Delta Dawn

And I’m back, firmly seated in the office chair here in Mississauga and driving right into the grind as I have an event to pull off on Wednesday. Lots to talk about as far as vacation went, but I shall say that it was great, times were fun, the company was excellent, and I do miss it now that I’m back. Unfortunately I dragged a bug of some kind back with me and I’m well under the weather, so much so I’m actually considering a clinic visit on the way home tonight. So, as I will be posting things in stages, let’s start with the tale of heading there.

Mary and I had sourced out a great hotel on Priceline for the Saturday night before the cruise, the Gallery ONE Doubletree for only $125. We were flying out of Buffalo, but not until 4:00PM, so we took our time getting the bags ready and putting our ducks in a row. We were off with plenty of time to spare and got ourselves to the airport shortly after 2:00PM where we found out about the snow issues in Atlanta, home to our connecting Delta flight. Having not seen snow in 10 years they were unaware how to handle it, and as just about every Delta flight that doesn’t originate there stops off there, it was wreaking havoc. As we “weren’t allowed to land” they held us up almost two hours in Buffalo before we finally got off, hoping our connection would suffer the same fate as our initial lift-off.

I should note that we had asked about other flights and told there were none. We asked about other airlines and were told that they didn’t have relationships with them and couldn’t. We asked about driving back to Toronto and perhaps flying direct and were told that Toronto was “overseas”, and thus they couldn’t do that. I noted that Ontario was actually quite close, and connected by land, and it shouldn’t be an issue but I was told, again, that to Delta, Toronto was overseas.

Once in the air I asked the stewardess if she’d check with the ground on the status of our connection, and if it was on time, to inform them we were scheduled to arrive 20 minutes late and perhaps hold it. I knew there were others on the same flight looking to catch that connector but was told “we don’t do that”. I said other airlines we’d flown with not only did that but did it without being asked; US Airways will, in my experience, take the time as descent begins to announce all connecting flights, times of departure, and gates so you can plan your exit. But, as was becoming clear, this wasn’t US Airways – it was Delta.

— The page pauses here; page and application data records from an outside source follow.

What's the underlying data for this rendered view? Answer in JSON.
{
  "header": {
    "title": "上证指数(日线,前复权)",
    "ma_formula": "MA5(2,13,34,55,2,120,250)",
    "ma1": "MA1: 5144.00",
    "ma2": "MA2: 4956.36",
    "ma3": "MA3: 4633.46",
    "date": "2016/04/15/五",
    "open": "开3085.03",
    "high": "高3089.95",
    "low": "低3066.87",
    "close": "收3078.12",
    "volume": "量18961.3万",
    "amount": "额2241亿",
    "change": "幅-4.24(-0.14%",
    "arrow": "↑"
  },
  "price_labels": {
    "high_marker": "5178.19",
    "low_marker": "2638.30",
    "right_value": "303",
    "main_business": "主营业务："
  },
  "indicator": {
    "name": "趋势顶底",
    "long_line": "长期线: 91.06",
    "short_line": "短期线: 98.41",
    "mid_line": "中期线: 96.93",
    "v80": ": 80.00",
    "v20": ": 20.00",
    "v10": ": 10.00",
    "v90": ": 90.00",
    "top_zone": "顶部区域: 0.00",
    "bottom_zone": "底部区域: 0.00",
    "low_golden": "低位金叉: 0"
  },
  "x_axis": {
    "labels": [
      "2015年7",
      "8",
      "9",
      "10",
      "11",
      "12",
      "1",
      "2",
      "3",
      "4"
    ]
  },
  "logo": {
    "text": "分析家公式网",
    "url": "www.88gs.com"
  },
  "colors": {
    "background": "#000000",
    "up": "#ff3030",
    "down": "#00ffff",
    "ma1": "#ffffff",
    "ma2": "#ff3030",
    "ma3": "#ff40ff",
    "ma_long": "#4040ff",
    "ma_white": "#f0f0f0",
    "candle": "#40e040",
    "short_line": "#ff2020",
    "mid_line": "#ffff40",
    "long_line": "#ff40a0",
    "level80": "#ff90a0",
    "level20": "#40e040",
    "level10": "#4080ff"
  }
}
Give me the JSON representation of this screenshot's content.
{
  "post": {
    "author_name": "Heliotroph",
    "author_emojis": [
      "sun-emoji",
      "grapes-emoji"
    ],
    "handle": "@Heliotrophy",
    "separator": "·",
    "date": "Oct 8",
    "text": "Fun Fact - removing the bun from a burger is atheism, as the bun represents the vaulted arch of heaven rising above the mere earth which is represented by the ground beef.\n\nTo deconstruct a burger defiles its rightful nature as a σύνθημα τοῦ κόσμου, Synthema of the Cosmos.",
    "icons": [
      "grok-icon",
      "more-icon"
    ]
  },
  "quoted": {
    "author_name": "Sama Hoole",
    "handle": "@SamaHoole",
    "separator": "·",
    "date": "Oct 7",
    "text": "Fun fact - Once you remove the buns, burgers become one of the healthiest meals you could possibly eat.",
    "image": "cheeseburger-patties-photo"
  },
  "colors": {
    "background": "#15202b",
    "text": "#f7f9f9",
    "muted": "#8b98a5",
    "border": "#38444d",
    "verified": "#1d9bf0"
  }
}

We landed and Mary ran ahead while I hit a ticket counter to ask them if we were too late – apparently we were, they were loading the plane but had given our tickets away. This was obviously pleasing to me and they quickly rebooked us on a 7:00AM flight, making sure my wife and I weren’t seated together for it, of course. By the time I caught Mary we were at the gate and, wonder of wonders, the plane wasn’t being boarded – it was being cancelled. From pure ineptitude to outright lying, Delta continues to establish their reputation for me. We headed down to grab our bags only to discover they wouldn’t be offloaded, they were already ready for the next day and we couldn’t have them. So now we were in Atlanta, stranded, with no jackets in sub-freezing weather with no hotel.

I hit the ticket counter and politely requested a hotel, which to my shock they actually offered up. They made sure to mention more than once they usually don’t give them out for “weather”, but they’d make an exception. So we waited out in the sub-freezing weather with no jackets for transportation for over an hour before being shipped off to a seedy HoJo near the airport and checked in, it now being 11:30PM.

Surprise! $50 for our free hotel room, as Delta apparently only “negotiated a better rate”, not a free room as we’d been told.

So, in the interest of ending this we got up after three hours sleep, made it to the airport, flew to Lauderdale, got to the pier early and found the Royal Caribbean folks very friendly and helpful, even letting us carry our bags on (typically not allowed) so we could change our clothes for the first time in over a day. All’s well that ends well – we were on the ship quickly and enjoying some food before the rest of our party, and the vacation began.

Oscar! Oscar! Oscar!

I haven’t had time to put together a little review yet, and I’m waiting for the pictures to get “developed” (ie. Rob to take them off the camera) before I really do, but in the meantime there is an interesting story to share. To start it off, our waiter ended up being a bit talkative near the end of the week and started filling us in on what the secret codes meant that we would hear over the ship. We had heard “Alpha!” repeated three times, and we found out that meant there was a medical emergency. There was no indication of what kind of emergency had taken place, although I can tell you that I’ve heard more than once that an average of two deaths take place per ship, per week. Before you get bent out of shape they’re usually natural causes and older travelers, although two years ago I was on a cruise with an obese man who drowned on snorkeling excursion.

Anyways, the fun warning you want to hear is “Oscar!” three times, which means “man overboard”. While we didn’t hear it ourselves we were treated to a few stories of times it had happened. What we didn’t know is that it was happening on another Royal Caribbean ship elsewhere on the seas:

Royal Caribbean Undertakes Two Sea Rescues